    The signal that ceasing R’ Australias SW service into the Pacific region does not endear us to a region our foreign minister Julie Bishop recently described as an important relationship with our close Pacific neighbours.
    Many Pacific islanders view NZ as their prime big brother, this is just more evidence of Australia’s disinterest in our region.
    Surely funding under well resourced DEFAT (dept foreign affairs and trade) could be used to fund this important service if ABC funding is insufficient.
    More complaints to local members please!

    Reply
    1. RonF

      Those “15 complaints” are almost certainly only the officially presented & recorded individual complaints from people living/working within the NT (I think as much was admitted at the hearing). It almost certainly doesn’t include complaints from groups representing affected listeners (e.g. Ms Guthrie claimed no knowledge of either the representations made directly to her office, or the submission to the Estimates committee, from the NT Cattlemen’s Association), and is very also unlikely to include complaints made by social media, directly to the local offices (e.g. ABC Alice Springs & ABC Darwin), or by people in other states (such as those in northern SA & north-western Western Australia) who also relied on the ABC NT SW services.

      The number also won’t include listeners in areas with other MW/FM ABC Radio services (e.g. myself), or any RA listeners at all regardless of location.

      (By the way, video of the relevant Estimates session can be found at http://parlview.aph.gov.au/mediaPlayer.php?videoID=342225 starting around timecode 17:14:15)

      DFAT is unlikely to be able to help – it’s not really their direct remit, they’re starved of funding themselves (previous allocations from DFAT to RA & the Australia Network service were government grants administered by DFAT), and in general they’ve had their fingers burnt by such things previously (e.g. blamed for previous Australia Network contract failures).

      Are Ms Guthrie & the current board part of a general ‘slash & burn’ of the ABC? Probably.

      Is it a short-sighted decision? Yes, especially in regards to cutting the NT services _before_ their ‘suitable alternative services’ (i.e. mobile VAST receivers) were in place. (And yes, I’m well aware such receivers are unlikely to be a suitable alternative – unless they can magically be made to fit in a shirt pocket or swag, & operate with minimal setup.)

      Will it come back to haunt Australia? I think probably, at least in soft ways. I know people who were deployed to Timor Leste during the independence there, & the Solomons during the political unrest and after natural disasters, and they all recount how the locals stressed the importance of RA (& RNZI) when other communications were deliberately turned off or taken over by the military, or damaged by natural disasters.
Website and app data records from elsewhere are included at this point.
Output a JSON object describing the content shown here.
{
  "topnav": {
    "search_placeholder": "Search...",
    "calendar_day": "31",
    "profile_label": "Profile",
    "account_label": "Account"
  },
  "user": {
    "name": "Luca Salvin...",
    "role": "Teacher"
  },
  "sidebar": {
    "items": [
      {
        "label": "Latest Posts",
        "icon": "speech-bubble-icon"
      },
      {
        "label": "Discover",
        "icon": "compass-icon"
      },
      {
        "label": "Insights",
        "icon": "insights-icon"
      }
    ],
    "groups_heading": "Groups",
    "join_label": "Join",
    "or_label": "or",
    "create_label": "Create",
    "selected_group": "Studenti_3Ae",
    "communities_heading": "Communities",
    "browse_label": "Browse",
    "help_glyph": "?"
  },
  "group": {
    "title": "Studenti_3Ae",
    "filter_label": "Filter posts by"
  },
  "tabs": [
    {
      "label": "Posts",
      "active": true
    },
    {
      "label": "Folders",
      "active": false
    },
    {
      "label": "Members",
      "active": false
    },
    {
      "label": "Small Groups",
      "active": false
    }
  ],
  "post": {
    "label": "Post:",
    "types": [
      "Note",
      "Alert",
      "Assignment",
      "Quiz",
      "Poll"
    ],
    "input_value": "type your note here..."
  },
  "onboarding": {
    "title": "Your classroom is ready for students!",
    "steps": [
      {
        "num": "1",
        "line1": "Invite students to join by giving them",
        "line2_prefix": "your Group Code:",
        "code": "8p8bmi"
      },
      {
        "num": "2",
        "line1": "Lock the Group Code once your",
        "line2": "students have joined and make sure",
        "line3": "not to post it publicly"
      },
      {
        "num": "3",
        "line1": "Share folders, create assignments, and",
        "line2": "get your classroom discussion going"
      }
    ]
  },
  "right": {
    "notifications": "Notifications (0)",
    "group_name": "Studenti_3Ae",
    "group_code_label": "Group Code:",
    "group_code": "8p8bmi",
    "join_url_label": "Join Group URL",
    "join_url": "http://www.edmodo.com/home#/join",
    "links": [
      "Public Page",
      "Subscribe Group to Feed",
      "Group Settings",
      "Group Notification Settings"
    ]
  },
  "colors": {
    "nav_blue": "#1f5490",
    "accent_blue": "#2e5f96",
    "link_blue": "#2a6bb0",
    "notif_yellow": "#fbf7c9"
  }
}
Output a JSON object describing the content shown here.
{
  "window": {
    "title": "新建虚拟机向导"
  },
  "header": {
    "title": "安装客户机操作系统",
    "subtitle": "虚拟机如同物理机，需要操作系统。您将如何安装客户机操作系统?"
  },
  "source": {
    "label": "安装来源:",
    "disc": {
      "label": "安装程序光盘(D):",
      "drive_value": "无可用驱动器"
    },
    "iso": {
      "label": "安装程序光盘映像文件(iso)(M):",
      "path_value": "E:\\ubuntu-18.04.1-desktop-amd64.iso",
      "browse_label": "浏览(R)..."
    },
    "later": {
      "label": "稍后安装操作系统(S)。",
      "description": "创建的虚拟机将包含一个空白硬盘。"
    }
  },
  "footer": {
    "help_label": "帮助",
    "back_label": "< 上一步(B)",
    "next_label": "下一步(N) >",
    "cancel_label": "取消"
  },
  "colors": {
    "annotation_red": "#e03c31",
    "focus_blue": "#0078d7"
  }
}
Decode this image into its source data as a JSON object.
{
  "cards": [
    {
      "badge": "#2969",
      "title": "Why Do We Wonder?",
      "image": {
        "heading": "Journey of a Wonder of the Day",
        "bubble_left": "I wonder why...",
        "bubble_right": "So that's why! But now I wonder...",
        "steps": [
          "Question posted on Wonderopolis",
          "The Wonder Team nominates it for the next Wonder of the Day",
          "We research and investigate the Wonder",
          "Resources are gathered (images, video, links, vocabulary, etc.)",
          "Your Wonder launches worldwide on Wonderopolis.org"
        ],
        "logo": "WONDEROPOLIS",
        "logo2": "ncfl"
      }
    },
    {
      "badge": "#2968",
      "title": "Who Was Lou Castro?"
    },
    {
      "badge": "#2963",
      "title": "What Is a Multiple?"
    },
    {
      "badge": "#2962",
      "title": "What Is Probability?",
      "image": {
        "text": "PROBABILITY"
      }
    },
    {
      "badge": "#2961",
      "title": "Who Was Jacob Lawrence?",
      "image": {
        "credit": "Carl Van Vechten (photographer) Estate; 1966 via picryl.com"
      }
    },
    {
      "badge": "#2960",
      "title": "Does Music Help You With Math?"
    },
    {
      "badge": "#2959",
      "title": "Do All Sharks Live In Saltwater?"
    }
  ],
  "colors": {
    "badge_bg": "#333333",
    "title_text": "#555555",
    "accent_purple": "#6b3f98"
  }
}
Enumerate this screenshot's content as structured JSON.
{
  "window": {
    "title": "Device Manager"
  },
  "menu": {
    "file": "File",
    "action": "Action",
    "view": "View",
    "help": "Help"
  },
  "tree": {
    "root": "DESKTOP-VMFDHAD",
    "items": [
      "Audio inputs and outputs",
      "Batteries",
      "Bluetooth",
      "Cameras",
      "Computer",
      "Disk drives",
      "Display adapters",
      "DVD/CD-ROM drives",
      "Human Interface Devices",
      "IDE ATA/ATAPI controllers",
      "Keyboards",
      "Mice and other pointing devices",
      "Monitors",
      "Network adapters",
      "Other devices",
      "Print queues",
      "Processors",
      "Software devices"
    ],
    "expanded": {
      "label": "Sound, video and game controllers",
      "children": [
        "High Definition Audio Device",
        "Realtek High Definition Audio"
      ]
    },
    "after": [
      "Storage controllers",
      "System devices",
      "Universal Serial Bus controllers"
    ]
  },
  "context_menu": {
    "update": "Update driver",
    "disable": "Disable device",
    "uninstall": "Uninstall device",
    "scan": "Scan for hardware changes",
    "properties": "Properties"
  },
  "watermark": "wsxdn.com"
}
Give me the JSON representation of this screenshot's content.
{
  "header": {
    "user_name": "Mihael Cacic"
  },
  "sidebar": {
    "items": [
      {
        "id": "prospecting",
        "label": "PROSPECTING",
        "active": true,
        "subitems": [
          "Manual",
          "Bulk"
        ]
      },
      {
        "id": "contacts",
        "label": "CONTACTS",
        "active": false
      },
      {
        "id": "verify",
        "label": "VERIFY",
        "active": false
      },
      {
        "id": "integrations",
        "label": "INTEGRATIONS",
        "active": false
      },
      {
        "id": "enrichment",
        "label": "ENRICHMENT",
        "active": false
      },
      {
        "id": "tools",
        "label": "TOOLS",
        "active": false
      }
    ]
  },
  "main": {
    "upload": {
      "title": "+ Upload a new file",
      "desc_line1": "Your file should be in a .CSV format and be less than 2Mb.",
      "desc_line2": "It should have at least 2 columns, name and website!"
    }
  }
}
      Reply

Leave a Reply

Your email address will not be published. Required fields are marked *